During yesterday's hearing, Bradley's defence counsel Eleanor Millar said the appeal was made on the grounds that the original sentence was excessive given her client's limited criminal history, and that he had not received the opportunity to undertake a community corrections order in the past.
The court heard Bradley had schizoaffective disorder and/or bipolar affective disorder, as well as a possible brain injury acquired at birth.
Ms Millar said Bradley needed assistance in the community and a corrections order would have been an appropriate way to provide this.
Mr Cordy said the eight months Bradley had spent in prison might have been a salutary lesson.

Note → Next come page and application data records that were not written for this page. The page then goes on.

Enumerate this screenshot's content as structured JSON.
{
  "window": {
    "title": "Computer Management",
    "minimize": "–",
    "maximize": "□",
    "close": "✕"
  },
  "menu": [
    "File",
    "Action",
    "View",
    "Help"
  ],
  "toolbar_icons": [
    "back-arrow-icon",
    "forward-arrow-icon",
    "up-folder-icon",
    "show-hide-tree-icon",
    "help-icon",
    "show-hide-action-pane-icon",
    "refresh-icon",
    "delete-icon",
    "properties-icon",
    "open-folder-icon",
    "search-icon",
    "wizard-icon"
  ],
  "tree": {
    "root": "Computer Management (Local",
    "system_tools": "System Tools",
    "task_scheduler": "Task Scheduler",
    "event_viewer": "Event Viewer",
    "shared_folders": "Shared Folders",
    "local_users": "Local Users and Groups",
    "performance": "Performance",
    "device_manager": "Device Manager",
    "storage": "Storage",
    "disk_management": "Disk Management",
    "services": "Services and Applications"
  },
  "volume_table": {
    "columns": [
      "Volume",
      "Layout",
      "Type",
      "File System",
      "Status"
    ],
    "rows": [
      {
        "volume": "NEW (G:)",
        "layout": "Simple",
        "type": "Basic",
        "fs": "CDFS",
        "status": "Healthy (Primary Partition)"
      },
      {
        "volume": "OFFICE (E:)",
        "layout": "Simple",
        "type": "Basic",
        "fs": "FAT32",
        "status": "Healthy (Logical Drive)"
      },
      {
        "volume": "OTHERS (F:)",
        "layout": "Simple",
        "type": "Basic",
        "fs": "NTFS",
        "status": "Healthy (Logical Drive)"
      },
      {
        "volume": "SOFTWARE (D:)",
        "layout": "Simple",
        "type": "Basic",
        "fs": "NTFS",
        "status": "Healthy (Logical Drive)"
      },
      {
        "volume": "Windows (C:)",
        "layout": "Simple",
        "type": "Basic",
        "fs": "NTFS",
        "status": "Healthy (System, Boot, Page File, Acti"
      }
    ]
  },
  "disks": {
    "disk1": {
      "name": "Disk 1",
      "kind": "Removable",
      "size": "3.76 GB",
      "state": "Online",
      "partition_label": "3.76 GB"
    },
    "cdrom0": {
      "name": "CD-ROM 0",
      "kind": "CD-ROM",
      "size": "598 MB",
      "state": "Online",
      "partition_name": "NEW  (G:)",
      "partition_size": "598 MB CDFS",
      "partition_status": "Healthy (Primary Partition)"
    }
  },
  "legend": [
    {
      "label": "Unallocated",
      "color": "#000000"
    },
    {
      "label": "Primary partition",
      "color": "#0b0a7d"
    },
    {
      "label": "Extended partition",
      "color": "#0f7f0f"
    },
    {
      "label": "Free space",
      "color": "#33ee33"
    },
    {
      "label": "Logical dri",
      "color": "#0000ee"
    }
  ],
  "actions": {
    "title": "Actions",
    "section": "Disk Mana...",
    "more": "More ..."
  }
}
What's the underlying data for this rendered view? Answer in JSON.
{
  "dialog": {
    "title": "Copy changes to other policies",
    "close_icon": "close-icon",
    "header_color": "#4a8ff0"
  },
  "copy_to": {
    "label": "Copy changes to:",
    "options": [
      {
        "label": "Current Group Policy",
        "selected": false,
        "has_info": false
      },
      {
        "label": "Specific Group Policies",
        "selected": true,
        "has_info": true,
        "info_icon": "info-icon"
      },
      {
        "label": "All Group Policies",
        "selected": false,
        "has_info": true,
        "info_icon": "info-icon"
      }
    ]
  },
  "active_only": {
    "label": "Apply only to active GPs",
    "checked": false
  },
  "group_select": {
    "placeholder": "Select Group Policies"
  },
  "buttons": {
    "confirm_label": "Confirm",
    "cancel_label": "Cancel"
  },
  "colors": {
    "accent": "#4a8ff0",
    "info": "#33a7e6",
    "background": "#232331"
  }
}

Judge Lacava granted the appeal, although he noted that the large difference between the maximum sentence and the non-parole period indicated that the sentencing magistrate had taken into account Bradley's history of mental illness.
He instead sentenced Bradley to 247 days' imprisonment, which was time already served.
Bradley was also disqualified from driving for six months, effective from May 14.